When it comes to machinery valuation, there are a number of aspects that set aircraft appraisal apart from other types of equipment appraisal. These differences can make a serious difference in how your aircraft equipment is valued, so it's important to have a decent grasp of what happens during the process. This allows you to use the appraisal to ensure that you can leverage the value of your equipment for a wide range of purposes, such as expansion, upgrades and sales. Here's a quick look at what happens during the appraisal process to help you know what to expect.
Exactly what happens during an aircraft appraisal?
To start, as with many pieces of equipment, the appraiser will look at the number of hours the aircraft has been used. This provides them with a baseline of information of what to expect as far as wear and tear on the engines, the time until the next overhaul and similar aspects. However, unlike other equipment, they'll also look at the number of takeoffs and landings that the aircraft has undertaken. Why? This involves the wear and tear on the aircraft's structure, as this portion of the operation cycle can take a toll on the structure itself. Generally speaking, when comparing two aircraft that are similar in hours, the aircraft that has had a recent engine overhaul and fewer takeoffs and landings will have a greater value than one that is approaching an engine overhaul and numerous takeoffs and landings.

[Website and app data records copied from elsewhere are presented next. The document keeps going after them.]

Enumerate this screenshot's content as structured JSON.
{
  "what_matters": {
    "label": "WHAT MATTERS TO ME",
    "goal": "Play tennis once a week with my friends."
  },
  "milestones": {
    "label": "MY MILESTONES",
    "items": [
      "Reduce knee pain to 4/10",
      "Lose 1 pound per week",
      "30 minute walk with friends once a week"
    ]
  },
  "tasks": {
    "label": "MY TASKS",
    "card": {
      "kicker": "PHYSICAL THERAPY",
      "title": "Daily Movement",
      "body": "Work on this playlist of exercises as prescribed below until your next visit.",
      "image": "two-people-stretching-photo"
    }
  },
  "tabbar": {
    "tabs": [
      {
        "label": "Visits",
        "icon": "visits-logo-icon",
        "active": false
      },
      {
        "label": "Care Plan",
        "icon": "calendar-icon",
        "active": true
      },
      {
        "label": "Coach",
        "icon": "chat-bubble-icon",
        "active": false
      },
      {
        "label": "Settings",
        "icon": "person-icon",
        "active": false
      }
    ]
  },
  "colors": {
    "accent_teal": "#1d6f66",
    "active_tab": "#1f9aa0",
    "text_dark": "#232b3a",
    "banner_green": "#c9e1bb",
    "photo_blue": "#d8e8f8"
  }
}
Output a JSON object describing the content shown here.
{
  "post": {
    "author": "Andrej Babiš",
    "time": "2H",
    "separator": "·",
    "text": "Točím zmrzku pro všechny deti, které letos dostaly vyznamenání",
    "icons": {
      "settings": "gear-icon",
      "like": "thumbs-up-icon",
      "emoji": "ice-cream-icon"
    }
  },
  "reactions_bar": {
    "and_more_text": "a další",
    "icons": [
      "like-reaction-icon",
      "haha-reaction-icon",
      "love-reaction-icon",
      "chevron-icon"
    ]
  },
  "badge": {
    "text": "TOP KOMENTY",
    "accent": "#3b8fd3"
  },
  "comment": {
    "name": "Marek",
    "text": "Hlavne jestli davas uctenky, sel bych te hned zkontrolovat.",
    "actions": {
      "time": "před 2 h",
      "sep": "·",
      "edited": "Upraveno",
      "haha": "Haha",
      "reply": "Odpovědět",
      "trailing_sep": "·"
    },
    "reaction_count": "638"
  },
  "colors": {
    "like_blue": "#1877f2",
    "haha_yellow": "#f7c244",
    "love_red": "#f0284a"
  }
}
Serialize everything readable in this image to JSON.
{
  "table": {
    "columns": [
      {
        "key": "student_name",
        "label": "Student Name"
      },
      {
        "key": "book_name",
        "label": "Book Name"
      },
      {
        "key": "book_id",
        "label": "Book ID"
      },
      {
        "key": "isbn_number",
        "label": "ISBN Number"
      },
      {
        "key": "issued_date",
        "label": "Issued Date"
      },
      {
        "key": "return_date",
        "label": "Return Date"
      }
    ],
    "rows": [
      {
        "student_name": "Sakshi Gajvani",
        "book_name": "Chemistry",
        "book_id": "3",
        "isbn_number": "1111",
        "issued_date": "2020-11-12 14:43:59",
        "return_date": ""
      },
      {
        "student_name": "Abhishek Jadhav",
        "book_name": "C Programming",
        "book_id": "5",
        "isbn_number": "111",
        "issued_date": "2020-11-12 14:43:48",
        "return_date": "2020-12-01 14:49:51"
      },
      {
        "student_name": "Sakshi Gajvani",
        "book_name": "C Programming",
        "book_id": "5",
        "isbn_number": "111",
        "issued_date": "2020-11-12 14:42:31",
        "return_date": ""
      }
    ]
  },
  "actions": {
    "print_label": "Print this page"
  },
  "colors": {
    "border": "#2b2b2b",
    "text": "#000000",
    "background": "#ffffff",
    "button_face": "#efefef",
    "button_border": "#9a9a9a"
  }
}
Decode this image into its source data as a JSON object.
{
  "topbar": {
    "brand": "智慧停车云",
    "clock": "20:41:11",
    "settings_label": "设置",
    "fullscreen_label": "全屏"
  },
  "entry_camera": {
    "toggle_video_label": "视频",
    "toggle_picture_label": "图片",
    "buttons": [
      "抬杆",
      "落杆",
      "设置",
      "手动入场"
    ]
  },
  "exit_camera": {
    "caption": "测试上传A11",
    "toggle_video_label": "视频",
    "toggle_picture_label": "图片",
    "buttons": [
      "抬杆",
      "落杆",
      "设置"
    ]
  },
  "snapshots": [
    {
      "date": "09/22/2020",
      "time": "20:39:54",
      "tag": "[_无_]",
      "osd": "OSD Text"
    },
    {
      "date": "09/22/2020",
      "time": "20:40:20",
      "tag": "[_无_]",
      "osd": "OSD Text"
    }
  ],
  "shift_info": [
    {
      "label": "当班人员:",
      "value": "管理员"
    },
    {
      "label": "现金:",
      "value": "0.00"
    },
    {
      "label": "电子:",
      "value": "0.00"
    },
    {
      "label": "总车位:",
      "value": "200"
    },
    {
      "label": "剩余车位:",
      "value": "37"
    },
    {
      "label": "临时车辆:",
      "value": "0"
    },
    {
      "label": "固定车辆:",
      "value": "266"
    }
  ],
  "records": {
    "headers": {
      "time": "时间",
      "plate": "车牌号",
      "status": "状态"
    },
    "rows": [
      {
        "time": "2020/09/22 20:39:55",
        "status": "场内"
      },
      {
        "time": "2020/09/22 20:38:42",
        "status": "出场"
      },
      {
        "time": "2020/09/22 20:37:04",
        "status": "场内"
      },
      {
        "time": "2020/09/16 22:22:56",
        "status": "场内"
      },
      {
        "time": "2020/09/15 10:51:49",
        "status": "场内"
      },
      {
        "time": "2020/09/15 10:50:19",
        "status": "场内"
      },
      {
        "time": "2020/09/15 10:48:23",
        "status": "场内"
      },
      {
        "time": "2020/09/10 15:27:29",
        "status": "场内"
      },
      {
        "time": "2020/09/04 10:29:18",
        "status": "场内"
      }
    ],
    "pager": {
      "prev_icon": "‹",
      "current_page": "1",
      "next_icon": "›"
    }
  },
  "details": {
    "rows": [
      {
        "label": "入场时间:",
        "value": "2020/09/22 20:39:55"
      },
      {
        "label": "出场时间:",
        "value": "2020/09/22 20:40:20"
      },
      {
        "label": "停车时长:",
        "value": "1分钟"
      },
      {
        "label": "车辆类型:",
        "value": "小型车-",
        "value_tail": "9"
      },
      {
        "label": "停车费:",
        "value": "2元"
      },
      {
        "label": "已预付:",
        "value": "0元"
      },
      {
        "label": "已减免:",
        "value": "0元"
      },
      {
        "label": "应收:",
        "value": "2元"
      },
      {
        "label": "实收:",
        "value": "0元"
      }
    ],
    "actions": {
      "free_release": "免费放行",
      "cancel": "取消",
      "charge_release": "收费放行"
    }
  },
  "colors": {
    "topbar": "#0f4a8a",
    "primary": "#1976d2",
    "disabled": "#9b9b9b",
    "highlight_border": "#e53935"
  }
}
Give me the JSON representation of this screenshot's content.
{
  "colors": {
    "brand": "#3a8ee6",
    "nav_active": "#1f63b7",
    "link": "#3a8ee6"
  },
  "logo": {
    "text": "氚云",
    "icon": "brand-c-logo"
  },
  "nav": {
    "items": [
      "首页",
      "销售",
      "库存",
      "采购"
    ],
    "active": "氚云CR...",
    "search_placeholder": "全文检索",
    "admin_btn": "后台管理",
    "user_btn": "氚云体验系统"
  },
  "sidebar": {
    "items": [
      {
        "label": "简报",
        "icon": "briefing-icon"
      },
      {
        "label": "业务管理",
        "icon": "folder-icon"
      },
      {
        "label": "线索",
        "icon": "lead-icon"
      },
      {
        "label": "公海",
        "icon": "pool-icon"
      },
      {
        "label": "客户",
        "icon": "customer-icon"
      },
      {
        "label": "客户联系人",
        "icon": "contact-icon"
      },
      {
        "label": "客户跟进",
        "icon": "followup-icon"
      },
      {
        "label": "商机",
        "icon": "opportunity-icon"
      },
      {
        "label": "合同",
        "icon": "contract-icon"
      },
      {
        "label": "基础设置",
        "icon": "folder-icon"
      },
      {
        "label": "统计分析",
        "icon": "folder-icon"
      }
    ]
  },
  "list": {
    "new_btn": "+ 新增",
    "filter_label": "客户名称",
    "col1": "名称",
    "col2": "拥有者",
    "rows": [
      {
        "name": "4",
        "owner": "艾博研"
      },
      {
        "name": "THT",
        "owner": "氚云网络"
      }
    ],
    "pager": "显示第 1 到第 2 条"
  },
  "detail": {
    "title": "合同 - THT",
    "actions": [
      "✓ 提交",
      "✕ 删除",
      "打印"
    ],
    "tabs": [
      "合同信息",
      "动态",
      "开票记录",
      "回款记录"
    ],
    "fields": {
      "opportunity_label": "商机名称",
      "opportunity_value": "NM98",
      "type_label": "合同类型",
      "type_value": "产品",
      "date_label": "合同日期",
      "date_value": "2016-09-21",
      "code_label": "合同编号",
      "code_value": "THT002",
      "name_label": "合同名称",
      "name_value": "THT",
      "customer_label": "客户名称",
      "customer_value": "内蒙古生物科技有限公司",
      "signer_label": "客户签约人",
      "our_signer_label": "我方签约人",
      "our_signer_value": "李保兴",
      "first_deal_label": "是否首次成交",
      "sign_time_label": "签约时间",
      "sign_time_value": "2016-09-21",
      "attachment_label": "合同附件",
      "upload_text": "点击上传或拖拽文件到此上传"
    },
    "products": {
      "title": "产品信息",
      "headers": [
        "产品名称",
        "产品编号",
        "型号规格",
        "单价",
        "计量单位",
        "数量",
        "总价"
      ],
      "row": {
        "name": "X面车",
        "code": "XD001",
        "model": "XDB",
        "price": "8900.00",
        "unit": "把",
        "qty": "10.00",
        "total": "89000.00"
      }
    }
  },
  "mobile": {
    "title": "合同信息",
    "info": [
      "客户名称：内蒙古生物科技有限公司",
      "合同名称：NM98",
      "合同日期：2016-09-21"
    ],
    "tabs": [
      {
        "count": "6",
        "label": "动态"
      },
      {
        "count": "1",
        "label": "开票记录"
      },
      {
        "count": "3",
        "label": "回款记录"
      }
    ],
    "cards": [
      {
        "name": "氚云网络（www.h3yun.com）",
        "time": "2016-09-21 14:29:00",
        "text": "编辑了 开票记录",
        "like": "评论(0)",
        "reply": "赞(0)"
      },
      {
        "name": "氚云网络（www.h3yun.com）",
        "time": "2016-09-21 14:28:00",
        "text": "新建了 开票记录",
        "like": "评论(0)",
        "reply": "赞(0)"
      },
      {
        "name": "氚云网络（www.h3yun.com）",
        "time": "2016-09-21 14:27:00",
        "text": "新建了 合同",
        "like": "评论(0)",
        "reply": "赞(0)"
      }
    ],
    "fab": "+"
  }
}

The appraiser will also look at how well the aircraft has been maintained over time and the demand for both aircraft in general and that model in particular in the market. If demand for jets are up and you have a turboprop, that may decrease the value of your aircraft, but if it's a good model that has a constant demand, it may mitigate the depression in the market, allowing you to realize a better asking price compared to similar turboprops of different models. This allows you to maximize your equipment value without having to follow every minor shift in the market, making it easier for you to focus on doing your job.
An appraiser considers a wide range of aspects of your aircraft that you may not have even considered. Has your aircraft had a custom paint job or interior design to match your brand or style that will need to be redone to suit another client? Does it have features, such as a medical bay, which works well for your company's use but will have to be removed or renovated for a commuter company? What about the condition of the landing gear, cockpit or fuselage? These different features of your aircraft may benefit your company's marketing, purpose and bottom line, but may not benefit a future owner, aspects that must be taken into consideration by an equipment appraisal specialist.
By having a good grasp of what happens generally during an aircraft appraisal, you'll be able to leverage the value of your equipment for business growth, upgrades to your aircraft or to make an effective sale. If you don't understand the process, you'll have a harder time understanding whether the appraiser you're working with is providing you with the information you need. However, the easiest way to ensure you'll get the results you need is by working with a certified equipment appraisal specialist.